The Jerome Gambit is full with psychological ploys. With 1.e4 e5 2.Nf3 Nc6 3.Bc4 Bc5 4.Bxf7+ the first player announces "Welcome to the Jerome Gambit". Black, for his part, can immediately (if not strongly) respond "No thank you" with 4...Kf8.
Typical is Black's plan with 1.e4 e5 2.Nf3 Nc6 3.Bc4 Bc5 4.Bxf7+ Kxf7 5.Nxe5+ Nxe5 6.Qh5+ g6 7.Qxe5 when 7...Bxf2+ 8.Kxf2 Qf6+ forces the exchange of Queens. Black abandons his material advantage - actually, going down a pawn - to take the excitement out of the position and ask his opponent "Can you win against this?"
We have also recently seen how annoying "The Annoying Defense" - curiously, quite popular among computer programs which are supposedly bereft of "psychology" - can be.
Below, Bill Wall's opponent returns some of his material advantage, remaining with a Rook against a Knight and a pawn, and posing the question "Can you win against this?"
Wall,B - Filipmihov
1.e4 e5 2.Nf3 Nc6 3.Bc4 Bc5 4.Bxf7+

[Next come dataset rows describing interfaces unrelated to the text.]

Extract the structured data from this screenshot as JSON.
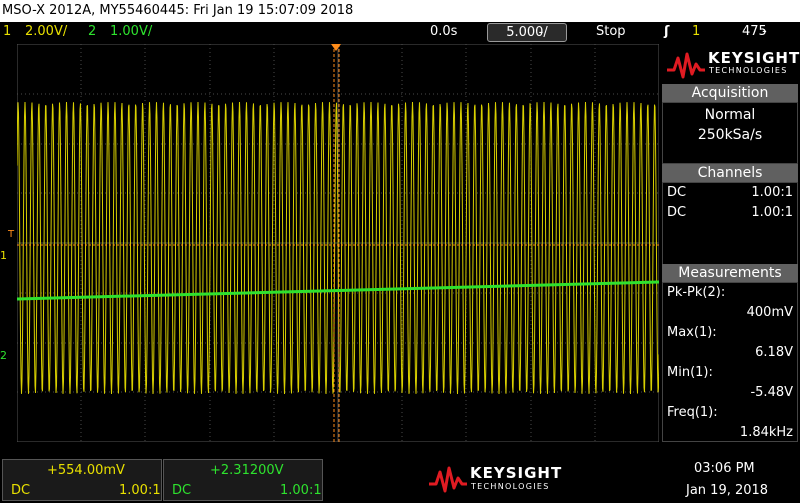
{
  "titlebar": {
    "text": "MSO-X 2012A, MY55460445: Fri Jan 19 15:07:09 2018"
  },
  "status": {
    "ch1_num": "1",
    "ch1_scale": "2.00V/",
    "ch2_num": "2",
    "ch2_scale": "1.00V/",
    "delay": "0.0s",
    "timebase": "5.000̵/",
    "run_state": "Stop",
    "trigger_icon": "ʃ",
    "trigger_ch": "1",
    "trigger_level": "475̵"
  },
  "markers": {
    "trig": "T",
    "ch1": "1",
    "ch2": "2"
  },
  "side": {
    "logo_word": "KEYSIGHT",
    "logo_sub": "TECHNOLOGIES",
    "acquisition": {
      "title": "Acquisition",
      "mode": "Normal",
      "rate": "250kSa/s"
    },
    "channels": {
      "title": "Channels",
      "rows": [
        {
          "coupling": "DC",
          "probe": "1.00:1"
        },
        {
          "coupling": "DC",
          "probe": "1.00:1"
        }
      ]
    },
    "measurements": {
      "title": "Measurements",
      "items": [
        {
          "label": "Pk-Pk(2):",
          "value": "400mV"
        },
        {
          "label": "Max(1):",
          "value": "6.18V"
        },
        {
          "label": "Min(1):",
          "value": "-5.48V"
        },
        {
          "label": "Freq(1):",
          "value": "1.84kHz"
        }
      ]
    }
  },
  "bottom": {
    "ch1": {
      "offset": "+554.00mV",
      "coupling": "DC",
      "probe": "1.00:1"
    },
    "ch2": {
      "offset": "+2.31200V",
      "coupling": "DC",
      "probe": "1.00:1"
    },
    "logo_word": "KEYSIGHT",
    "logo_sub": "TECHNOLOGIES",
    "time": "03:06 PM",
    "date": "Jan 19, 2018"
  },
  "colors": {
    "ch1": "#e8e000",
    "ch2": "#2ee22e",
    "trigger": "#ff8c1a",
    "logo_red": "#e01b22"
  },
  "icons": {
    "logo": "keysight-wave-logo"
  }
}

4...Kxf7 5.Nxe5+ Nxe5 6.Qh5+ Kf8
Bill has also played 9.Nc3, in Wall,B - Ahmadi,S, Chess.com, 2010,(0-1, 59)
Also seen: 9...Kf7 as in Wall,B - Badbeat994, Chess.com, 2010 (1-0, 48); and 9...Be6 as in Wall,B - Milsrilion, Chess.com, 2010 (1-0, 50).
Black has a specific idea in mind.
10.0-0 Qf6 11.c3 Bxf2+ 12.Rxf2 Qxf2+ 13.Qxf2+ Nxf2 14.Kxf2 Be6
Can you win against this?
15.Nd2 Ke7 16.Nf3 Rhf8 17.h3 Rf7 18.Bg5+ Kd7 19.Kg3 h6 20.Bd2 g5 21.Rf1 Raf8
22.c4 c6 23.b4 b6 24.c5 g4?!
He probably should have grabbed the a-pawn.
25.hxg4 Rg8 26.g5 hxg5 27.Rh1 g4 28.Ng5 Re7 29.cxd6 Kxd6 30.Rh6 Kd7 31.a4 Bf7
Black's aggression on the Kingside has not yielded anything. In the meantime, White's pieces have become more active, and he has a protected passed pawn at e4. White is for choice here.
Now Black's attention slips.
32.a5 b5?! 33.Bf4 Rg6??
Rybka 3 recommends 33...Bg6 34.Kxg4 Reg7, with White better.
34.Nxf7 Rxh6 35.Nxh6 c5 36.bxc5 Kc6
37.Nf5 Re8 38.Bd6 Rd8 39.Nd4+ Black resigned